**WHAT YOU ARE ASKED TO DO**
Write out every entry once more, character for character.

**MATERIALS PROVIDED**

◇ ◇ ◇

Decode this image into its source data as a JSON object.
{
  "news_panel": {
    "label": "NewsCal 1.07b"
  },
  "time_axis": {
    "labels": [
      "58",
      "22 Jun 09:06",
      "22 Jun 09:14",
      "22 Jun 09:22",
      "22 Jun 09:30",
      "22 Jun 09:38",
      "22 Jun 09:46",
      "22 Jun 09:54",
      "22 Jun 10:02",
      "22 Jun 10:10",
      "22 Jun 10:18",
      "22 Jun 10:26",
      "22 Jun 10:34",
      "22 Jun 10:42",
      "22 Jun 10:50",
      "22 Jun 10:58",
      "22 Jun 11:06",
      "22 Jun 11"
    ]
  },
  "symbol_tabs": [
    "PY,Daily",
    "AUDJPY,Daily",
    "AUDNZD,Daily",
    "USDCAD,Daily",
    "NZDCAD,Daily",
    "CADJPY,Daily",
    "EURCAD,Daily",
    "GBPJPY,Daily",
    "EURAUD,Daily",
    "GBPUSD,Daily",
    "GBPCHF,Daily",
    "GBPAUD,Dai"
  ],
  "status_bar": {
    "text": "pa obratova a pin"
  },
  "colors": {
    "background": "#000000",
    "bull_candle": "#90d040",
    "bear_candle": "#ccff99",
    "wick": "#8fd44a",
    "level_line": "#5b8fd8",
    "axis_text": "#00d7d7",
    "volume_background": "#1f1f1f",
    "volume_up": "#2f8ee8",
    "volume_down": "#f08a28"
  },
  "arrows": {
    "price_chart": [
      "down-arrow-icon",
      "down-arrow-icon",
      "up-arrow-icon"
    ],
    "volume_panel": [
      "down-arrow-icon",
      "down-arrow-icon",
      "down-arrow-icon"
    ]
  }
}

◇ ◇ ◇

**RESULT OF THIS TASK**
Decode this image into its source data as a JSON object.
{
  "news_panel": {
    "label": "NewsCal 1.07b"
  },
  "time_axis": {
    "labels": [
      "58",
      "22 Jun 09:06",
      "22 Jun 09:14",
      "22 Jun 09:22",
      "22 Jun 09:30",
      "22 Jun 09:38",
      "22 Jun 09:46",
      "22 Jun 09:54",
      "22 Jun 10:02",
      "22 Jun 10:10",
      "22 Jun 10:18",
      "22 Jun 10:26",
      "22 Jun 10:34",
      "22 Jun 10:42",
      "22 Jun 10:50",
      "22 Jun 10:58",
      "22 Jun 11:06",
      "22 Jun 11"
    ]
  },
  "symbol_tabs": [
    "PY,Daily",
    "AUDJPY,Daily",
    "AUDNZD,Daily",
    "USDCAD,Daily",
    "NZDCAD,Daily",
    "CADJPY,Daily",
    "EURCAD,Daily",
    "GBPJPY,Daily",
    "EURAUD,Daily",
    "GBPUSD,Daily",
    "GBPCHF,Daily",
    "GBPAUD,Dai"
  ],
  "status_bar": {
    "text": "pa obratova a pin"
  },
  "colors": {
    "background": "#000000",
    "bull_candle": "#90d040",
    "bear_candle": "#ccff99",
    "wick": "#8fd44a",
    "level_line": "#5b8fd8",
    "axis_text": "#00d7d7",
    "volume_background": "#1f1f1f",
    "volume_up": "#2f8ee8",
    "volume_down": "#f08a28"
  },
  "arrows": {
    "price_chart": [
      "down-arrow-icon",
      "down-arrow-icon",
      "up-arrow-icon"
    ],
    "volume_panel": [
      "down-arrow-icon",
      "down-arrow-icon",
      "down-arrow-icon"
    ]
  }
}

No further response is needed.